**Directions for this task:** No pictures should appear in the copy; otherwise retype the entries exactly.

*** Data extract ***

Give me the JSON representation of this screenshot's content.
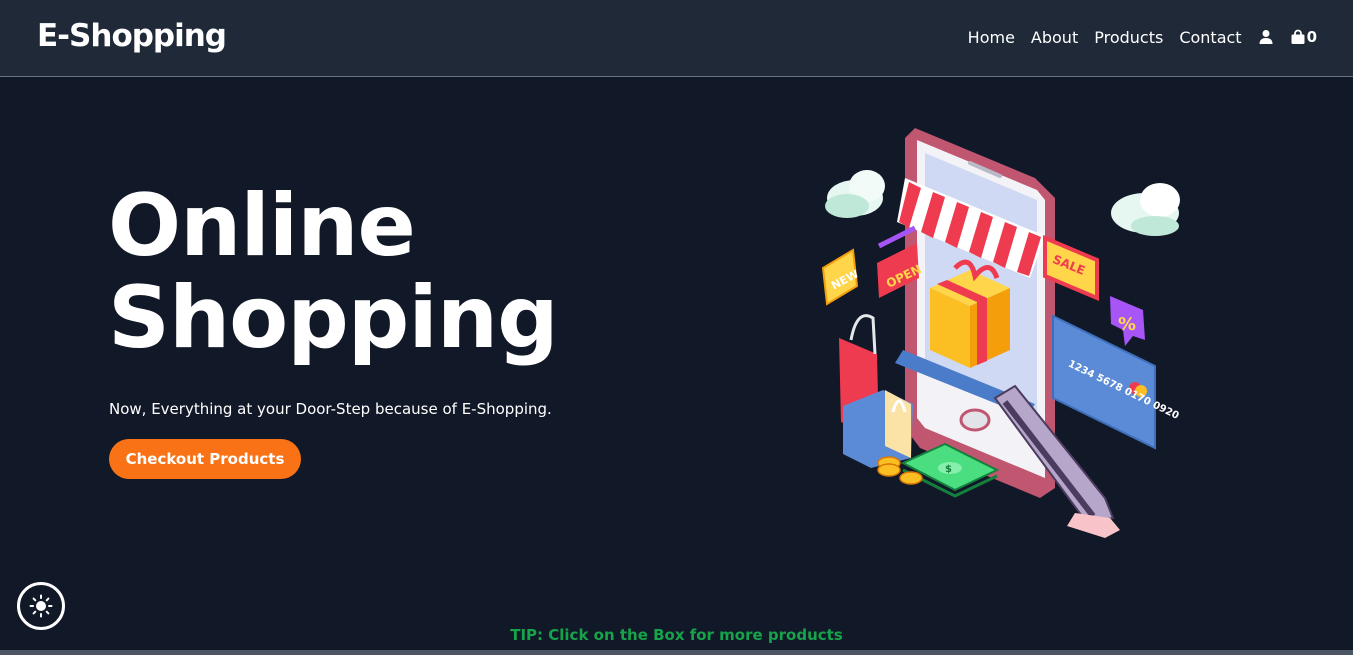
{
  "header": {
    "brand": "E-Shopping",
    "nav": {
      "home": "Home",
      "about": "About",
      "products": "Products",
      "contact": "Contact"
    },
    "cart_count": "0"
  },
  "hero": {
    "title_line1": "Online",
    "title_line2": "Shopping",
    "subtitle": "Now, Everything at your Door-Step because of E-Shopping.",
    "cta_label": "Checkout Products",
    "illustration_labels": {
      "new": "NEW",
      "open": "OPEN",
      "sale": "SALE",
      "percent": "%",
      "card_number": "1234 5678 0170 0920",
      "dollar": "$"
    }
  },
  "tip": "TIP: Click on the Box for more products",
  "colors": {
    "background": "#111827",
    "navbar": "#1f2937",
    "accent": "#f97316",
    "tip": "#16a34a"
  },
  "icons": [
    "user-icon",
    "shopping-bag-icon",
    "sun-icon"
  ]
}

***

**Solution to the exercise:**
Give me the JSON representation of this screenshot's content.
{
  "header": {
    "brand": "E-Shopping",
    "nav": {
      "home": "Home",
      "about": "About",
      "products": "Products",
      "contact": "Contact"
    },
    "cart_count": "0"
  },
  "hero": {
    "title_line1": "Online",
    "title_line2": "Shopping",
    "subtitle": "Now, Everything at your Door-Step because of E-Shopping.",
    "cta_label": "Checkout Products",
    "illustration_labels": {
      "new": "NEW",
      "open": "OPEN",
      "sale": "SALE",
      "percent": "%",
      "card_number": "1234 5678 0170 0920",
      "dollar": "$"
    }
  },
  "tip": "TIP: Click on the Box for more products",
  "colors": {
    "background": "#111827",
    "navbar": "#1f2937",
    "accent": "#f97316",
    "tip": "#16a34a"
  },
  "icons": [
    "user-icon",
    "shopping-bag-icon",
    "sun-icon"
  ]
}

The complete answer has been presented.